The game loses a little bit of its luster due to all the players — including Justin Fields and Brian Burns — who are sitting out, but it is a revenge game for D.J. Moore, who was traded from Carolina to Chicago as part of the deal that allowed the Panthers to move up to the No. 1 overall pick in this year’s NFL Draft to select Bryce Young.
This game is ultimately likely to matter more for draft positioning (for Chicago) than the playoff picture, but that doesn’t mean it can’t be fun. Before we break down the matchup, here’s a look at how you can watch the game.
How to watch
When the Panthers have the ball
Somewhat surprisingly, the Bears have one of the NFL’s top run defenses this season. That’s going to shift the pressure onto Bryce Young and Co. to move the ball. And Young simply has not been very good this season: He’s completing 63.9% of his passes at an anemic average of just 5.5 yards per attempt, with a 40.3% success rate, eight touchdowns, and seven interceptions.
The Panthers have totaled more than 188 net passing yards just twice all year: when Andy Dalton started in place of Young back in Week 3, and in a loss to the Lions in Week 5 when Young threw 41 times and was intercepted twice.
Chicago’s opponents have been able to throw the ball pretty well, for the most part, but the Bears did add Montez Sweat to juice their pass rush and slot corner Kyler Gordon has been solid, allowing just 1.01 yards per coverage snap when lined up inside, according to Pro Football Focus.

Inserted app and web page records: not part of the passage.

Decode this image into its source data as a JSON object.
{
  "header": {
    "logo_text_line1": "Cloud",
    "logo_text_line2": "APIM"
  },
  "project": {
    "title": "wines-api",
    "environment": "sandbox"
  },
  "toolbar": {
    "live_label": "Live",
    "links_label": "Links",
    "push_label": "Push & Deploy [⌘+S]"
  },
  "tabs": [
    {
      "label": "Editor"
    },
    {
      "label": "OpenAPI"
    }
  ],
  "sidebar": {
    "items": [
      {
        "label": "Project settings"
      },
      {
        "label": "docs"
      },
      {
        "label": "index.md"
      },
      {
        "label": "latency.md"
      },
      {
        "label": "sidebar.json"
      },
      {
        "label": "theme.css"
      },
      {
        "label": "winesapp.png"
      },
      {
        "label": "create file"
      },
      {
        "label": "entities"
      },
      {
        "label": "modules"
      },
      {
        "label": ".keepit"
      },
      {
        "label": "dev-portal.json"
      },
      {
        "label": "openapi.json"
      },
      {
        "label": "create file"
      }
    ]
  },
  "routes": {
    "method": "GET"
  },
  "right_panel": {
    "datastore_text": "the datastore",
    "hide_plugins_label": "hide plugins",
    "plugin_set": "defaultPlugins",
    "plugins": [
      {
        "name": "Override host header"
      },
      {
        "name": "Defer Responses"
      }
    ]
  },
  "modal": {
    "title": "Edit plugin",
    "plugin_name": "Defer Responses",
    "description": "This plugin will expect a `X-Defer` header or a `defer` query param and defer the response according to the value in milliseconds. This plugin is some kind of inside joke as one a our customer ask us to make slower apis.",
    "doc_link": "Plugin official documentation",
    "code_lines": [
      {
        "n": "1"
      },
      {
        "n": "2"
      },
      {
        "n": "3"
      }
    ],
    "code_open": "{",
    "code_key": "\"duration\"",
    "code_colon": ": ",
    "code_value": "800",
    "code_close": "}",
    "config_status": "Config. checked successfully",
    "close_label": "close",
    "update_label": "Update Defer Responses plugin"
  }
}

Top Panthers receiver Adam Thielen has done most of (and his best) work this year in the slot, so that’s less than ideal. As we saw against the Colts last week, playing against a tough slot corner (Kenny Moore II) can throw things off for the Panthers.
It’s tough to put all these struggles at Young’s feet, obviously. He’s not exactly been put in position to succeed, what with an offensive line allowing pressure on more than 40% of his dropbacks, a mostly non-existent run game, and a pass-catching corps that could most charitable be described as “not good.” But that doesn’t change the outlook for Thursday evening, even if it doesn’t necessarily mean all that much when projecting Young’s long-term future.
When the Bears have the ball
This is a matchup between two of the least-inspiring units in the NFL.
Chicago’s offense checks in 19th in both yards and points per game, but is a much less respectable 26th in FTN’s DVOA and 22nd in Tru Media’s version of EPA/play. And the Bears will once again be without Justin Fields here. Carolina’s defense, meanwhile, is eighth in yards allowed but 31st in points allowed, 28th in DVOA, and 29th in EPA/play. And the Panthers will be without both Brian Burns and C.J. Henderson, and possibly Xavier Woods, while Jaycee Horn remains on injured reserve.
So, what happens when a stoppable force meets a moveable object? We’re going to find out later this evening.
Even though the Bears have slumped to just 30 combined points in Tyson Bagent’s last two starts after they hung 30 on the Raiders in his debut, there is reason to believe they can find some degree of offensive success here. The Panthers have been run on by basically every opponent this season (28th in rushing yards allowed and 25th in opponent yards per carry, with every opponent until last week topping at least 110 yards), and with D’Onta Foreman and the possibly-returning Khalil Herbert, the Bears can run the ball.
Carolina has been solid defending tight ends in the passing game, which could force Bagent off of his top target Cole Kmet and onto former Panther D.J. Moore, who should have fantastic matchups on the outside in the absence of two of Carolina’s top three corners.
Prediction: Bears 20, Panthers 16
It’s pretty difficult to pick a game between two teams that have looked as bad as these two have throughout this season. Amazing as it is to say, the Bears offense might be slightly more trustworthy than Carolina’s, and that leads us to lean toward Chicago at home.
I’m pretty confident in my pick, but if you want another opinion, Sportsline gambling guru Larry Harstein, who is 18-8 with his last 26 picks involving the Panthers, has locked in another confident against-the-spread pick for Bears vs. Panthers. We can tell you he’s leaning Under the point total, but he knows a crucial X-factor makes one side of the spread a MUST-BACK! You ABSOLUTELY need to see what it is before locking in any picks of your own.